A senior Anglican Church leader in Nigeria told the BBC that Christian leaders damaged efforts to combat the threat of Boko Haram due to their failure to engage in dialogue with Muslims.
Nigerian Archbishop Josiah Idowu-Fearon, who is the new secretary-general of the Anglican Communion, told the BBC that Christians had feared the country was being “Islamised”. They believed that Muslim leaders were supporting the militants, he continued.
In the past, Boko Haram has targeted both Muslims and Christians in their efforts to enforce Islamic law in the northern part of Nigeria.
Since the beginning of the groups insurgency in 2009 they have killed about 10,000 people and kidnapped hundreds of women and girls, the BBC reported.

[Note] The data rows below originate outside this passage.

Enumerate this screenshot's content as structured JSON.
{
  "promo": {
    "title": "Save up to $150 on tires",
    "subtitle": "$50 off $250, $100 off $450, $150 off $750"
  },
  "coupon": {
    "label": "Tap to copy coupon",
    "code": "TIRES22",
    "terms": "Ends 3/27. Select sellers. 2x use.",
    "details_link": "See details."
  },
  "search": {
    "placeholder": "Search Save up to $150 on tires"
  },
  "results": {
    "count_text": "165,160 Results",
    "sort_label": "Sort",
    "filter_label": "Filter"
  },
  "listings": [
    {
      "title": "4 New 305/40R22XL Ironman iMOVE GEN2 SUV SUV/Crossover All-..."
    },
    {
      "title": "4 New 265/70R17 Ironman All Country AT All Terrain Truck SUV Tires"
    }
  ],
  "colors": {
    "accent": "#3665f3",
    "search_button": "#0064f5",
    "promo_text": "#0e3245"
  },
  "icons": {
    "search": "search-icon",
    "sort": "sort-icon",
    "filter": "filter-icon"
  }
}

The BBC’s John McManus said that Archbishop Idowu-Fearon has a reputation for promoting dialogue between the Christian and Muslim communities.

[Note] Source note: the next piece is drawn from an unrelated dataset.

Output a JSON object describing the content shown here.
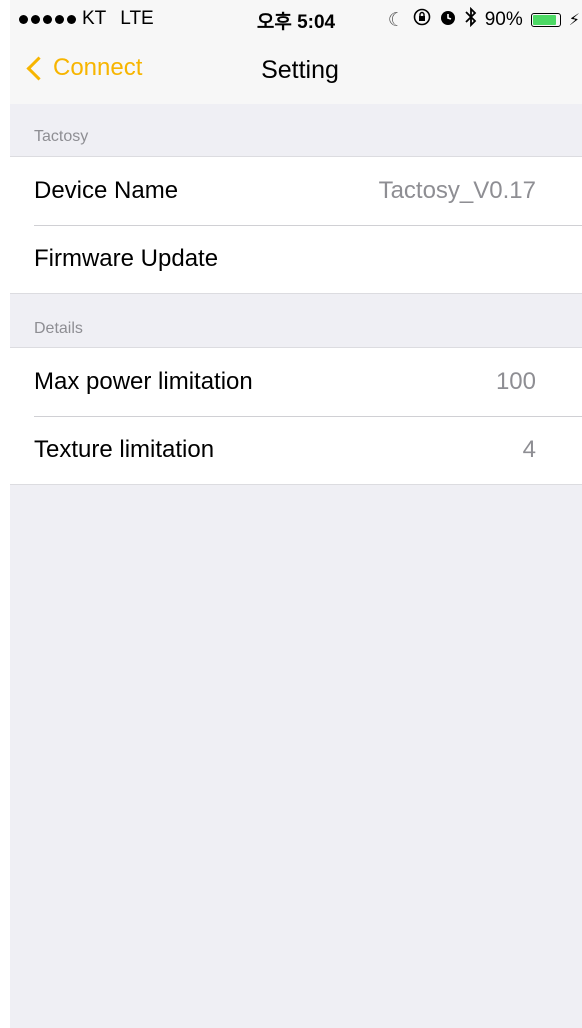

The Archbishop told McManus that efforts to preserve peace and open dialogue between the two religious groups were being undermined by some fellow Christians as they were not willing to engage with their Muslim counterparts.
“We warned the leadership in my country, the Christian Association of Nigeria: ‘Let us listen to the Muslim leadership, because the leadership is not in support of Boko Haram.’

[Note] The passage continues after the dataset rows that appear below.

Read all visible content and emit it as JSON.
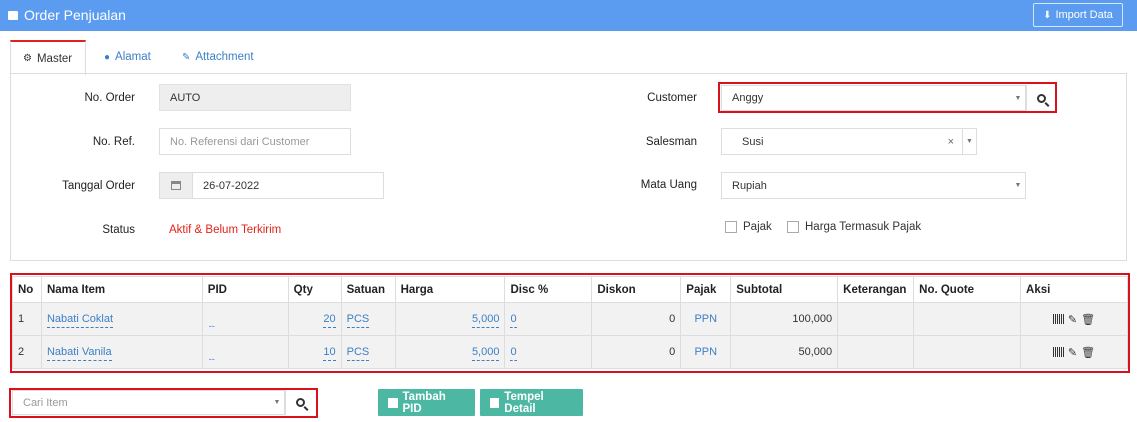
{
  "header": {
    "title": "Order Penjualan",
    "import_label": "Import Data"
  },
  "tabs": [
    {
      "label": "Master",
      "icon": "cogs-icon"
    },
    {
      "label": "Alamat",
      "icon": "map-marker-icon"
    },
    {
      "label": "Attachment",
      "icon": "paperclip-icon"
    }
  ],
  "form": {
    "no_order_label": "No. Order",
    "no_order_value": "AUTO",
    "no_ref_label": "No. Ref.",
    "no_ref_placeholder": "No. Referensi dari Customer",
    "tanggal_label": "Tanggal Order",
    "tanggal_value": "26-07-2022",
    "status_label": "Status",
    "status_value": "Aktif & Belum Terkirim",
    "customer_label": "Customer",
    "customer_value": "Anggy",
    "salesman_label": "Salesman",
    "salesman_value": "Susi",
    "mata_uang_label": "Mata Uang",
    "mata_uang_value": "Rupiah",
    "pajak_label": "Pajak",
    "harga_pajak_label": "Harga Termasuk Pajak"
  },
  "table": {
    "headers": [
      "No",
      "Nama Item",
      "PID",
      "Qty",
      "Satuan",
      "Harga",
      "Disc %",
      "Diskon",
      "Pajak",
      "Subtotal",
      "Keterangan",
      "No. Quote",
      "Aksi"
    ],
    "rows": [
      {
        "no": "1",
        "item": "Nabati Coklat",
        "pid": "--",
        "qty": "20",
        "satuan": "PCS",
        "harga": "5,000",
        "disc": "0",
        "diskon": "0",
        "pajak": "PPN",
        "subtotal": "100,000",
        "keterangan": "",
        "quote": ""
      },
      {
        "no": "2",
        "item": "Nabati Vanila",
        "pid": "--",
        "qty": "10",
        "satuan": "PCS",
        "harga": "5,000",
        "disc": "0",
        "diskon": "0",
        "pajak": "PPN",
        "subtotal": "50,000",
        "keterangan": "",
        "quote": ""
      }
    ]
  },
  "bottom": {
    "cari_item_placeholder": "Cari Item",
    "tambah_pid_label": "Tambah PID",
    "tempel_detail_label": "Tempel Detail"
  },
  "colors": {
    "header": "#5b9cf0",
    "accent_red": "#d9111c",
    "button_green": "#4cb8a3",
    "link": "#3c7fc6"
  }
}
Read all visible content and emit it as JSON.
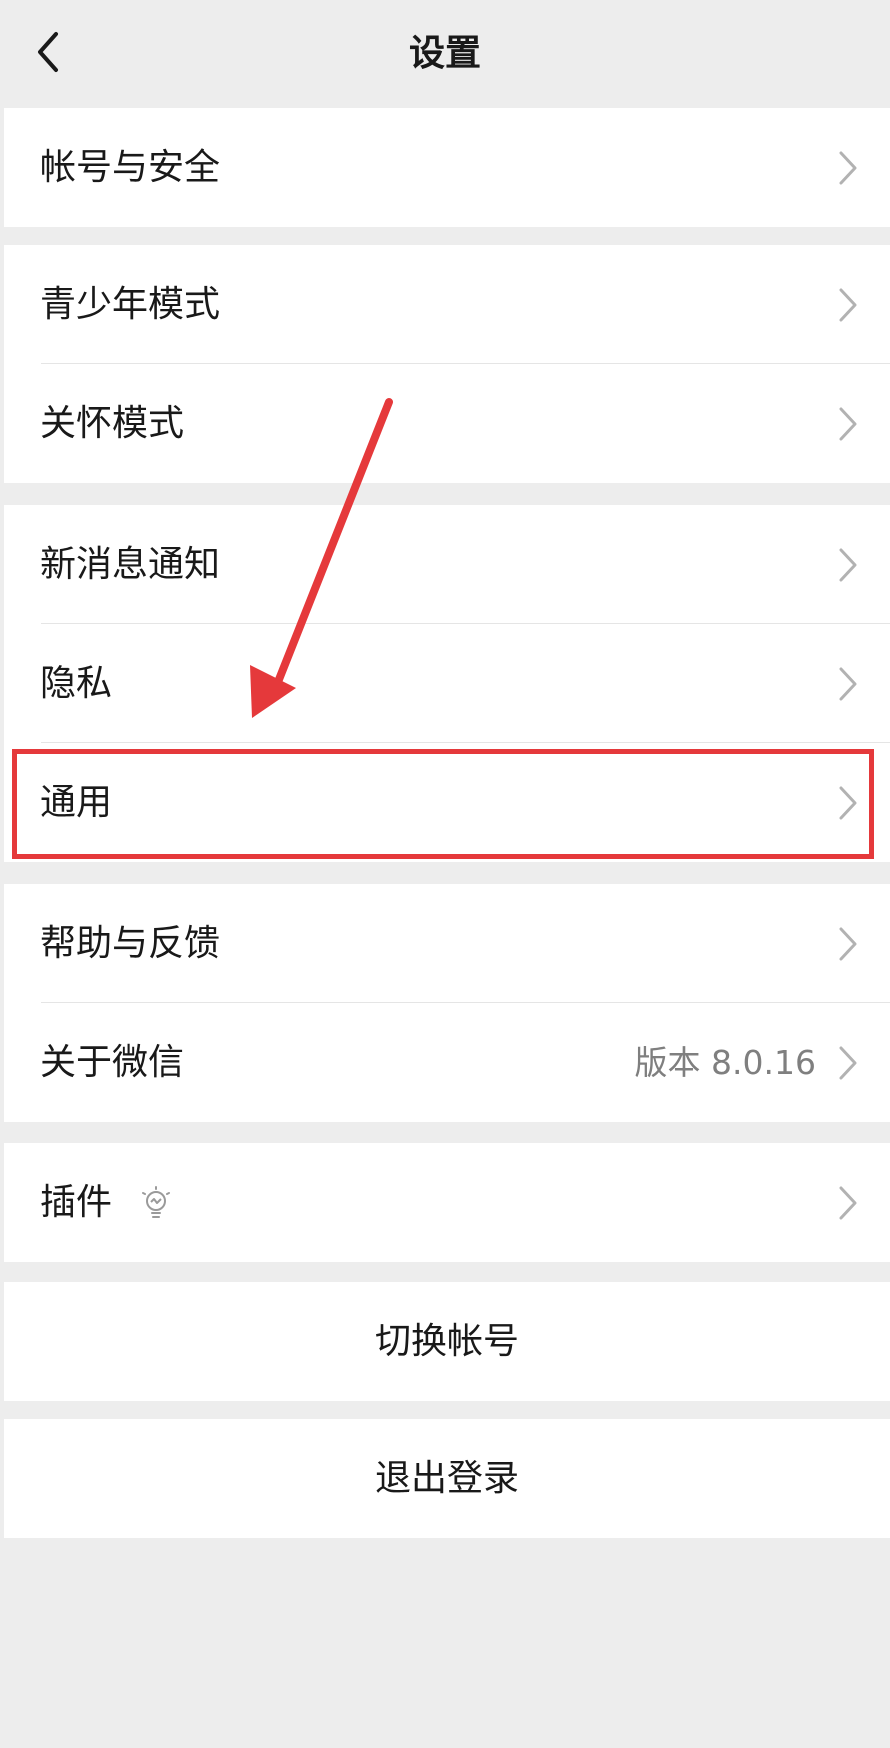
{
  "header": {
    "title": "设置",
    "back_icon": "chevron-left-icon"
  },
  "groups": [
    {
      "items": [
        {
          "label": "帐号与安全"
        }
      ]
    },
    {
      "items": [
        {
          "label": "青少年模式"
        },
        {
          "label": "关怀模式"
        }
      ]
    },
    {
      "items": [
        {
          "label": "新消息通知"
        },
        {
          "label": "隐私"
        },
        {
          "label": "通用"
        }
      ]
    },
    {
      "items": [
        {
          "label": "帮助与反馈"
        },
        {
          "label": "关于微信",
          "value": "版本 8.0.16"
        }
      ]
    },
    {
      "items": [
        {
          "label": "插件",
          "icon": "lightbulb-icon"
        }
      ]
    }
  ],
  "actions": {
    "switch_account": "切换帐号",
    "logout": "退出登录"
  },
  "colors": {
    "background": "#ededed",
    "row_background": "#ffffff",
    "text": "#191919",
    "secondary_text": "#7f7f7f",
    "chevron": "#b2b2b2",
    "annotation": "#e5393b"
  },
  "annotation": {
    "highlighted_item": "通用",
    "arrow_icon": "red-arrow-icon"
  }
}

“‘Oh no no no,’ they said, ‘they are always deceiving us. They are all the same,'” he said.